The government is also aware that there is hardly any political space available in the Bodo heartland to accommodate the various insurgent leaders. The Bodo People’s Front (BPF), the political party formed by the erstwhile Bodo Liberation Tiger (BLT) rebels following the Bodo Accord of 2003, has once again convincingly won elections on April 9, 2010, to the 40-member Bodoland Territorial Council (BTC), capturing 32 seats. The BPF, led by former rebel leaders who were arch-rivals of the NDFB, is now in power in the Bodo Council. Moreover, the NDFB pro-talks faction has a clear head-start in the political process, as against the anti-talks group that continued to hold out. Any attempt to inject Daimary into the ‘peace process’ at this stage would face strong resistance from the pro-talks faction, and would hardly be welcomed by the BPF. By all available indications, neither of these groups would want to share any space whatsoever with Daimary, at least for now.
There can now be little doubt about Dhaka’s sincerity or capability in tackling terror, particularly in cracking down on insurgents working against India’s interests from that country. A transformation has clearly come about following the regime change in Bangladesh after the December 2008 elections, when the Awami League led by Sheikh Hasina assumed power. Talking to this writer in April 2010, Bangladesh’s High Commissioner in India, Tariq Ahmed Karim, declared, "The world has seen our resolve to fight terrorism and India has acknowledged it at the highest level. We shall not allow any terrorist act against India to be carried out from our territory." Contrary to Dhaka’s initial reluctance to admit having picked up insurgent leaders like ULFA chairman Arabinda Rajkhowa and others and then handing them over to India, High Commissioner Karim now openly admits Bangladesh’s cooperation in this regard.
With ULFA chairman Rajkhowa and NDFB leader Daimary having landed in Indian custody, the only insurgent chieftain of standing from Assam still on the run is Paresh Baruah, ULFA’s military chief. Paresh Baruah is now widely believed to be based in China’s Yunnan province, on the border with Myanmar. According to indications, the government has decided to actually go ahead with the peace talks with the ULFA even without Paresh Baruah. With foreign sanctuaries for Northeast Indian insurgents shrinking, it is only a matter of time before the government decides to seriously engage only with those factions which come forward to resolve their issues through dialogue. Insurgents in the region are certainly on the back-foot now.

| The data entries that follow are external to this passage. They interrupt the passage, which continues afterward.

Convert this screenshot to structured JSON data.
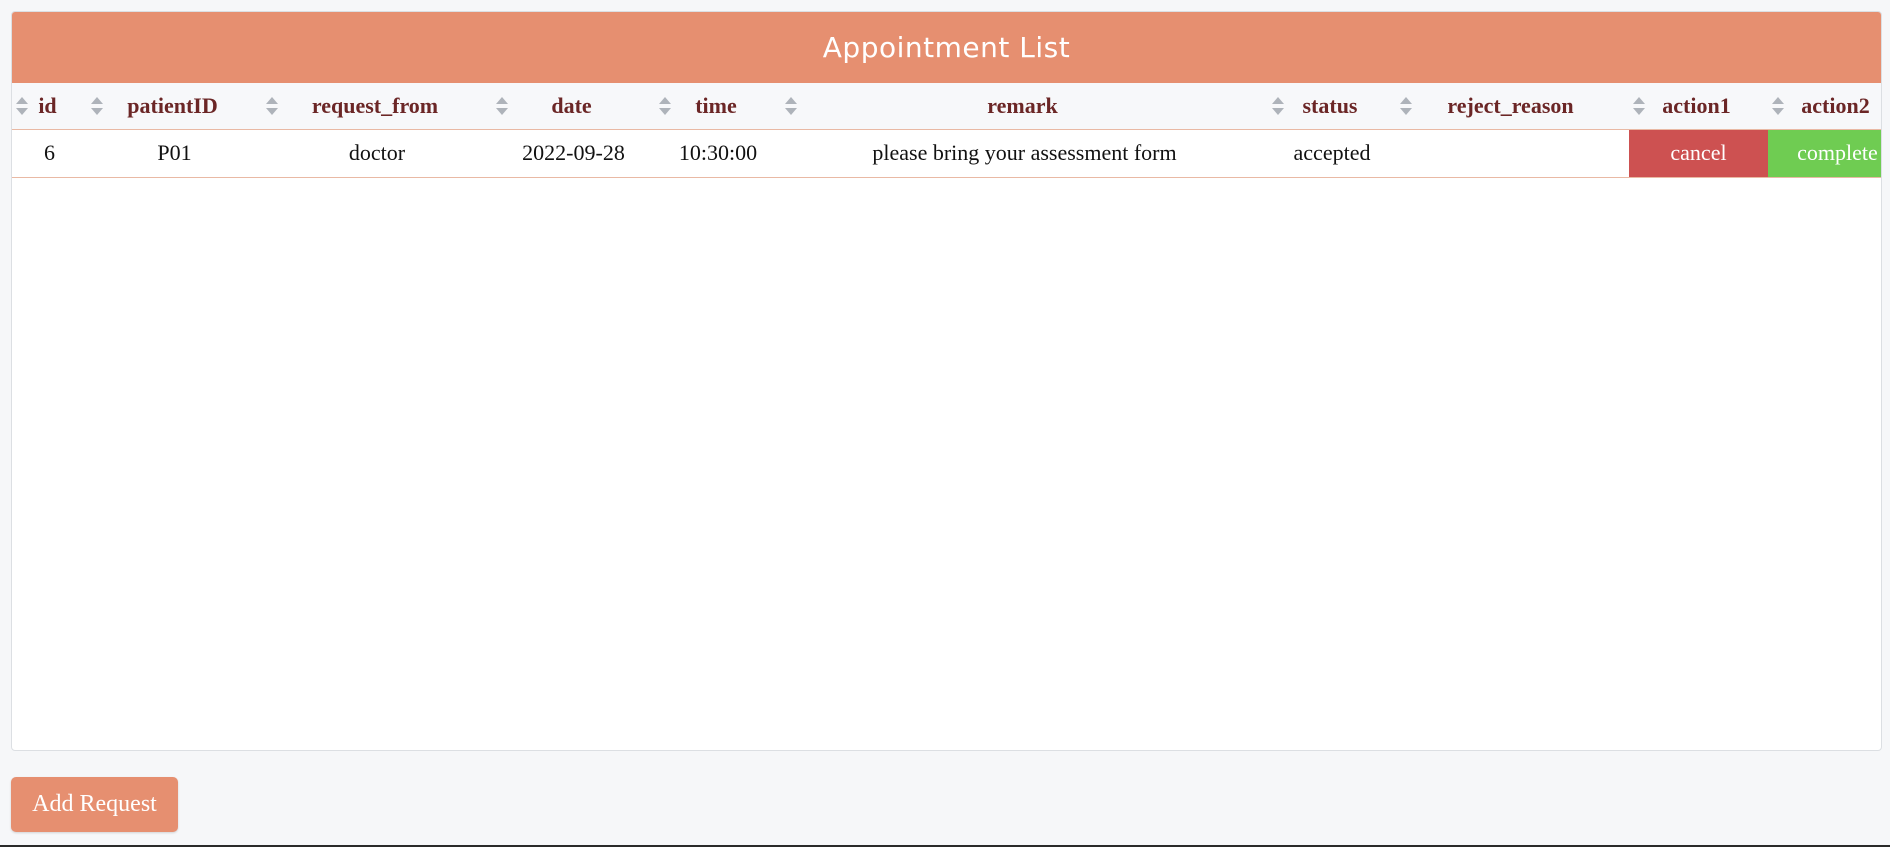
{
  "title": "Appointment List",
  "table": {
    "columns": [
      "id",
      "patientID",
      "request_from",
      "date",
      "time",
      "remark",
      "status",
      "reject_reason",
      "action1",
      "action2"
    ],
    "rows": [
      {
        "id": "6",
        "patientID": "P01",
        "request_from": "doctor",
        "date": "2022-09-28",
        "time": "10:30:00",
        "remark": "please bring your assessment form",
        "status": "accepted",
        "reject_reason": "",
        "action1": "cancel",
        "action2": "complete"
      }
    ]
  },
  "add_button_label": "Add Request",
  "colors": {
    "header_bar": "#e68f70",
    "cancel": "#cd5151",
    "complete": "#6fcc52",
    "header_text": "#6b2626"
  },
  "icons": {
    "sort": "sort-icon"
  }
}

Wasbir Hussain is Associate Fellow, Institute for Conflict Management, New Delhi; Director, Centre for Development and Peace Studies, Guwahati. Courtesy: the South Asia Intelligence Review of the South Asia Terrorism Portal